The assassination of George Floyd sparked a wave of promises from American corporations to promote racial justice. Almost a year later, major US corporations are under pressure to show progress in delivering on those promises.
Shareholders will vote on some of these initiatives in the coming weeks, including whether or not Walmart should report on the fairness of its compensation scale and whether Facebook and Google / Alphabet should appoint a civil rights specialist to their boards.
Another commonly suggested option is a racial equity check, which compares company data with what is said in glossy marketing materials.
Proponents characterize this report as a risk management tool that can help protect brands.
“There are a good number of shareholders who recognize that this is an issue that can cause significant reputational damage,” said Tejal Patel, corporate governance director at CtW Investment Group, an activist group that is taking action at several leading companies organized.
Proposals calling for a racist stock screening found support from around 30% or more of shareholders in several large companies, including Citigroup, JPMorgan Chase, Goldman Sachs and Johnson & Johnson. And later this month, Amazon shareholders will ponder a similar audit plan.
“It’s work in progress,” said Olivia Knight, racial justice manager at As You Sow, another advocacy group that has been actively involved in proposals to combat racial justice and diversity, justice and inclusion, or DEI.
The current advance by activists is in response to events last spring when the police killing of Floyd, Breonna Taylor and other African Americans sparked mass protests and a national racial justice settlement.
Following this uprising, large corporations quickly made statements supporting Black Lives Matter and pledging to do more to respond to non-white consumers, employees and communities.
Activists have been somewhat skeptical of these pledges, partly because American companies have made no progress in promoting diversity at the highest levels. The largest US companies are still predominantly run by white men.

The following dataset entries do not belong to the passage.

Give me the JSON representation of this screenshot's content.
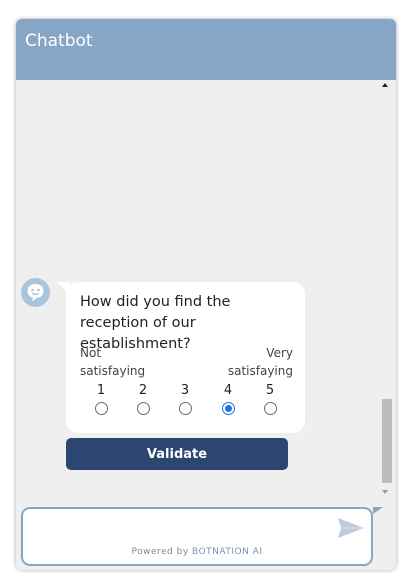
{
  "header": {
    "title": "Chatbot"
  },
  "message": {
    "question": "How did you find the reception of our establishment?",
    "low_label": "Not satisfaying",
    "high_label": "Very satisfaying",
    "ratings": [
      "1",
      "2",
      "3",
      "4",
      "5"
    ],
    "selected_rating": "4",
    "validate_label": "Validate"
  },
  "composer": {
    "placeholder": "",
    "send_icon": "send-icon",
    "powered_prefix": "Powered by",
    "powered_brand": "BOTNATION AI"
  },
  "colors": {
    "header": "#87a6c5",
    "button": "#2b4670",
    "radio_selected": "#1a73e8"
  }
}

CtW and the Service Employees International Union (SEIU) drafted resolutions late last year calling for racial equality tests with eight major financial groups, several of which have completed several million government investigations into lending discrimination in recent years.
Large mainstream banks also have a reputation for avoiding inner-city neighborhoods and creating “banking deserts” that make it more likely that residents will be forced to turn to predatory lenders.
The resolutions called for a business review, including lending practices and political contributions, which should be prepared in consultation with civil rights experts and made publicly available.
“I think if someone looked in it would be more transparent,” said Toni Smith, who said her New Orleans branch of Chase Bank discouraged her when she needed a car loan and a business equipment loan.
Smith, who works in home nursing and cosmetics, is struggling to pay lenders who have charged interest rates above 20%. She told AFP she was planning to file for bankruptcy.
“If we don’t sit on money, you don’t get the chance,” she said. “We can’t work our way up.”
The challenges Black Americans faced in building prosperity across generations because they had no access to credit and racially motivated restrictions on housing was another focus of the racial justice movements.
The templates for the exam include reviews similar to those already conducted at Facebook, Starbucks, and other companies, said Patel, who stressed that the review must be independent of management.
Written by civil liberties attorney Laura Murphy and civil rights law firm Relman Colfax, the Facebook exam praised the social media giant’s efforts to address voter suppression and a few other moves, but criticized steps other than ” serious setbacks for civil rights â.
They also said the platform should have overturned statements by former President Donald Trump that it promoted violence against civil rights activists.
CtW withdrew a proposal from Morgan Stanley after the investment bank agreed to an independent review of its talent program. The sponsors also discontinued a campaign at BlackRock after the asset management firm agreed to commission an audit.
Six other companies decided to fight the resolutions, citing major philanthropic and business announcements dealing with racial justice.
JPMorgan announced a $ 30 billion push to promote racial justice in October that included pledges to provide 40,000 home loans for black and Latin American households, the opening of new branch offices for community centers in underserved communities, and public progress reports.
The CtW proposal, however, referred to the bank’s “conflict history” in the running, including a $ 55 million US mortgage discrimination dispute resolution, the bank’s launch of a US small business aid program especially white areas and donations to police foundations benefited disproportionately in New York and New Orleans.
“We believe we are taking appropriate steps to address the issues raised in the proposal,” said JPMorgan in response to the action. “Conducting a racial justice test at this point would not provide us with any useful additional information.”
At the annual meeting on Tuesday, JPMorgan CEO Jamie Dimon said promoting racial justice is “complex and we are determined to get it right”.
Moments later, bank employees announced that CtW’s proposal received 39% of the vote.